2. Select one or more document pages in one of the files, and choose Move Pages from the Pages panel menu.

3. In the Move Pages dialog, you will see a drop down list next to "Move to:". Choose the second file that you have open from this list.

4. Choose where in that document you wish to move the pages to using the "Destination:" drop down list.

5. Click the OK button.

The procedure above lets you push pages from the active file to any other open file. If you select one or more Master Pages in step 2, the Move Pages option in the Pages panel menu changes to Move Masters, letting you push the selected masters to another open file.

You can also pull master pages from another InDesign file (it doesn't need to be open) into the file you have open.

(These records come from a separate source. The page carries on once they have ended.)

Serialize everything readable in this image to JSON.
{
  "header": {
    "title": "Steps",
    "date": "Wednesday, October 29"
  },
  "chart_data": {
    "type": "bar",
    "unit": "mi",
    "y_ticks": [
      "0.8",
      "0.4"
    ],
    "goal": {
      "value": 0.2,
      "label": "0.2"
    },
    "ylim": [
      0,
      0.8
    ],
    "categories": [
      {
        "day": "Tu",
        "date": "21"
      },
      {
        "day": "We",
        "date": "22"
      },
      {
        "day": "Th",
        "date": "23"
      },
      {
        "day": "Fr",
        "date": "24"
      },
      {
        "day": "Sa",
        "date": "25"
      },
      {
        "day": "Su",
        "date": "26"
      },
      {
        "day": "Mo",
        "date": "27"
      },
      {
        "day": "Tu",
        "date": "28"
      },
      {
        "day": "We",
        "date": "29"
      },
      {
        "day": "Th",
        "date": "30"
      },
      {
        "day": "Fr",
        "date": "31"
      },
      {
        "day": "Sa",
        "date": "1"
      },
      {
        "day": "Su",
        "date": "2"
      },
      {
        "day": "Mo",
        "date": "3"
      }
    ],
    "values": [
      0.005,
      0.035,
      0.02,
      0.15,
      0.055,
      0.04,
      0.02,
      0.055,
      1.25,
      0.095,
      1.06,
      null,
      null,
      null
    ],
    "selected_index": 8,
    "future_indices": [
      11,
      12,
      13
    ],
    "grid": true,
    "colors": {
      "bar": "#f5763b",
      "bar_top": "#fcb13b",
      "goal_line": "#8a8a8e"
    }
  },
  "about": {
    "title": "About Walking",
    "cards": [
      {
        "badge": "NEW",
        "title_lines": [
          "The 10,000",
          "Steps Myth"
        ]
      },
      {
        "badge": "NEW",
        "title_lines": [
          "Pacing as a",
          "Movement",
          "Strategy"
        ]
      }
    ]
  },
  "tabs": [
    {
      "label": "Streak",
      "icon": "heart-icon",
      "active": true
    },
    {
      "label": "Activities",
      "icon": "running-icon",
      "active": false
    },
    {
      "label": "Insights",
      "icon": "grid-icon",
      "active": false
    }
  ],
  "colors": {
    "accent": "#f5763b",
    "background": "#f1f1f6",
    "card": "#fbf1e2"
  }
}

To do this, choose Load Masters Pages from the Pages panel menu.

Unfortunately, you cannot pull document pages from one file into another. Document pages can only be pushed.

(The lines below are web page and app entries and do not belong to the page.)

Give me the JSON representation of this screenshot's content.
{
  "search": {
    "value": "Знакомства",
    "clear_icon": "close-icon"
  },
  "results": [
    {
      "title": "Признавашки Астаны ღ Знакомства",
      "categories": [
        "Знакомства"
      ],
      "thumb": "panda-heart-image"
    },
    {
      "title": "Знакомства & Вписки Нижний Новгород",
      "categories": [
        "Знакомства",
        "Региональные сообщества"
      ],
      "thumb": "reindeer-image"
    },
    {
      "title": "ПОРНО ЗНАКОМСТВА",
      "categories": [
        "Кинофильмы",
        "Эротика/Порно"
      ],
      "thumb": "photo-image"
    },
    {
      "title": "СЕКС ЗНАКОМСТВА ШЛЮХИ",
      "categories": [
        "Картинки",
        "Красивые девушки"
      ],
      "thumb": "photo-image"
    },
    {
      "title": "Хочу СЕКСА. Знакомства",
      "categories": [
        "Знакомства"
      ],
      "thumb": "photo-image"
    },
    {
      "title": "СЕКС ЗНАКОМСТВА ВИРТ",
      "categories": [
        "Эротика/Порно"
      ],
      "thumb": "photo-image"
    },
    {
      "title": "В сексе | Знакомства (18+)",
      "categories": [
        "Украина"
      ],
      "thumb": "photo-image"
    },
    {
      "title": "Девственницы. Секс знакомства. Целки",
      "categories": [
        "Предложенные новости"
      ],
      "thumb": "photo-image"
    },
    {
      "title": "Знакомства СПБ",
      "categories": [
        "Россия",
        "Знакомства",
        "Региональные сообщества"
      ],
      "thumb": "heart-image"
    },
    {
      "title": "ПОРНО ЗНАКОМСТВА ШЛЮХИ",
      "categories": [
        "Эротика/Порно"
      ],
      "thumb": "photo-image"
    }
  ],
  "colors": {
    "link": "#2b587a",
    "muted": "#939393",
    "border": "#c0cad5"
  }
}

Monday, March 10, 2008

Placeholder (Lorem Ipsum) text

When you have a cursor in a text frame in InDesign, you can choose Type > Fill with Placeholder Text to fill the text frame with "lorem ipsum" nonsense text. This can be useful if you need to format some text before the actual text is available.

If you'd prefer text other than the standard "lorem ipsum", you have some options:

1. The Greek Machine lets you specify what sort of text you want (Latin, marketing speak, hillbilly, pseudo German, and more) and then it produces text you can copy and paste into InDesign or any other program. The Lorem Ipsum Generator offers Greek, Russian, Arabic, Esperanto and many other variations.

2. g-design has created a Lorem Ipsum Widget for the Macintosh.

3. Rorohiko has created a free InDesign plug-in called Lightning Brain ChatterGoofy, which creates several different types of nonsense text right in InDesign.

4. You can create a text file named "placeholder.txt" and put it in the top level of your InDesign CS2 or CS3 application folder. The next time that you choose Type > Fill with Placeholder Text, the text from your placeholder.txt file will be used.

Monday, March 03, 2008

Create stripes in InDesign

The Gradient Swatch Tool and the New Gradient Swatch command in the Swatches panel tool makes it easy to create and apply gradient blends in InDesign. In a gradient blend, one color normally "blends" gradually into the other. But you can also create Gradient Swatches that create stripes, like this:

You can do this in InDesign by dragging adjacent color stops in the New Gradient Swatch dialog box exactly on top of each other. In other words, working left to right on the gradient ramp, you would first create a white stop at 0%, then another white stop at 10%, with a black stop "on top" of the white stop at 10%, then another black stop at 20% followed by another white stop at 20%, and so on.

To make it easier, I've created a sample InDesign file that you can download that contains sample linear and radial "striped" swatches. Download the sample file, and choose Load Swatches from the Swatches panel menu to load these swatches into your InDesign file. To change the colors of the stripes, just change the colors of the "Color 1" and "Color 2" swatches. The file works with both CS2 and CS3.

This is pretty obscure, but maybe someone will find a use for it!